Nov 22, 2021
German vinyls and chlor-alkali manufacturer Vinnolit has lifted its force majeure on supply of caustic soda and polyvinyl from both its Burghausen and Gendorf PVC plants, according to a Vinnolit company source.
A force majeure at the company’s Knapsack site remains in place due to “logistics workarounds” as repairs to the rail tracks are still to be finalized, a source close to the company said last week.
The source added at the time that production at both the Gendorf and Knapsack units was running well, with no “major limitation on utilization” but that it was waiting until all problems were “fully resolved” before lifting the force majeure.
Vinnolit declared force majeure on PVC and caustic supplies from its Gendorf plant due to logistical issues in July after severe flooding in Germany affected the country’s transport and utilities systems. Repairs to these are only now being completed in some cases.
The company source said that the Deutsche Bahn had twice postponed re-opening the track leading to the facility.
The company has PVC production of around 780,000 mt/year at its three sites in Germany, according to sources familiar with its operations.
Vinnolit is a subsidiary of the US’ Westlake Chemical and the Burghausen expansion was part of the parent company’s coordinated plan for its operations in the US and Germany.
A number of planned and unplanned outages in Europe in 2021, together with increased demand from the key construction sectors as economies opened up from lockdowns, and a lack of imports due to global logistical issues combined to drive prices up to record high price territory.
Since the start of 2021, PVC spot prices have climbed Eur850/mt or almost doubled in price to be assessed Nov. 17 at Eur1,800/mt FD, according to S&P Global Platts.

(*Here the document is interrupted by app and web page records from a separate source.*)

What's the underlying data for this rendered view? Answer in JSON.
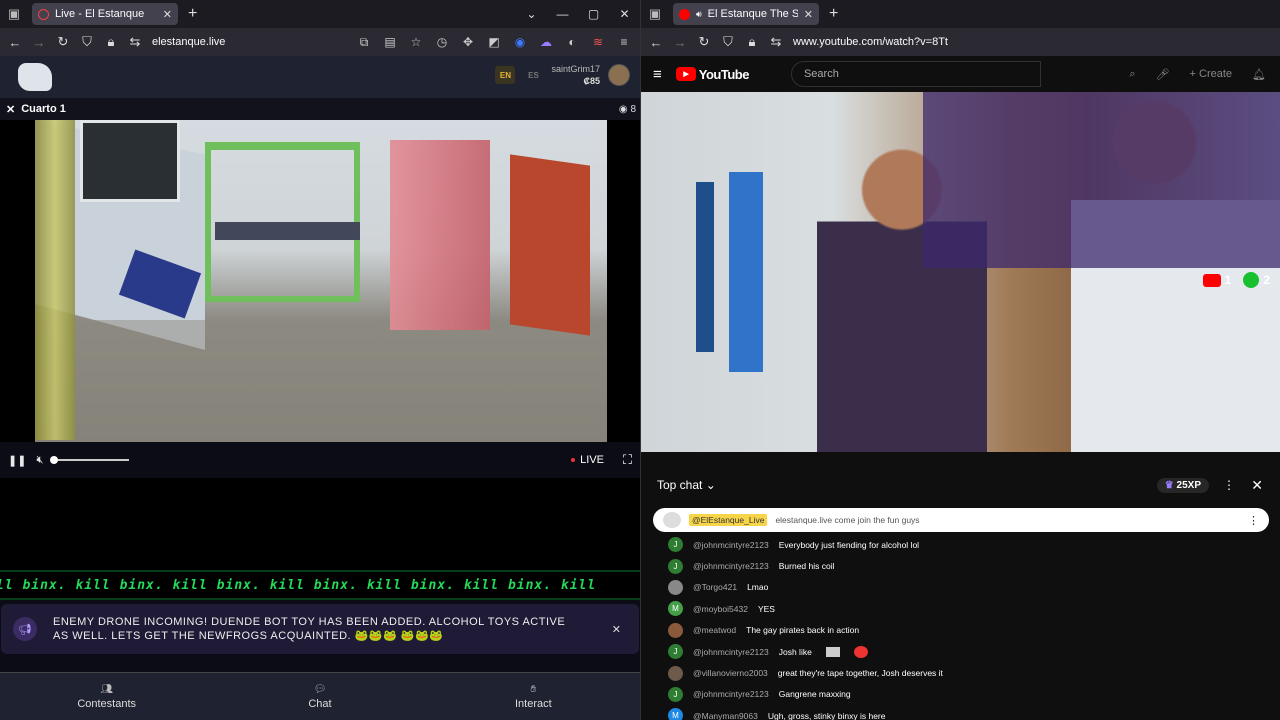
{
  "left_window": {
    "tab": {
      "title": "Live - El Estanque"
    },
    "url": "elestanque.live",
    "site": {
      "langs": [
        "EN",
        "ES"
      ],
      "username": "saintGrim17",
      "coins": "₡85",
      "camera_title": "Cuarto 1",
      "viewers": "8",
      "live_label": "LIVE",
      "ticker": "ll binx. kill binx. kill binx. kill binx. kill binx. kill binx. kill",
      "notice": "ENEMY DRONE INCOMING! DUENDE BOT TOY HAS BEEN ADDED. ALCOHOL TOYS ACTIVE AS WELL. LETS GET THE NEWFROGS ACQUAINTED. 🐸🐸🐸 🐸🐸🐸",
      "nav": [
        "Contestants",
        "Chat",
        "Interact"
      ]
    }
  },
  "right_window": {
    "tab": {
      "title": "El Estanque The Social Expe"
    },
    "url": "www.youtube.com/watch?v=8Tt",
    "youtube": {
      "logo": "YouTube",
      "search_placeholder": "Search",
      "create_label": "Create",
      "video_counts": {
        "yt": "1",
        "xbox": "2"
      },
      "chat": {
        "mode": "Top chat",
        "xp": "25XP",
        "pinned": {
          "author": "@ElEstanque_Live",
          "text": "elestanque.live come join the fun guys"
        },
        "messages": [
          {
            "initial": "J",
            "color": "#2e7d32",
            "author": "@johnmcintyre2123",
            "text": "Everybody just fiending for alcohol lol"
          },
          {
            "initial": "J",
            "color": "#2e7d32",
            "author": "@johnmcintyre2123",
            "text": "Burned his coil"
          },
          {
            "initial": "",
            "color": "#888888",
            "author": "@Torgo421",
            "text": "Lmao"
          },
          {
            "initial": "M",
            "color": "#43a047",
            "author": "@moyboi5432",
            "text": "YES"
          },
          {
            "initial": "",
            "color": "#8a5a3a",
            "author": "@meatwod",
            "text": "The gay pirates back in action"
          },
          {
            "initial": "J",
            "color": "#2e7d32",
            "author": "@johnmcintyre2123",
            "text": "Josh like"
          },
          {
            "initial": "",
            "color": "#6d5a4a",
            "author": "@villanovierno2003",
            "text": "great they're tape together, Josh deserves it"
          },
          {
            "initial": "J",
            "color": "#2e7d32",
            "author": "@johnmcintyre2123",
            "text": "Gangrene maxxing"
          },
          {
            "initial": "M",
            "color": "#1e88e5",
            "author": "@Manyman9063",
            "text": "Ugh, gross, stinky binxy is here"
          }
        ]
      }
    }
  },
  "window_controls": [
    "—",
    "▢",
    "✕"
  ]
}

At the same time, Turkish spot prices have surged almost 50% or $730/mt in the same time period, mainly due to tight supply.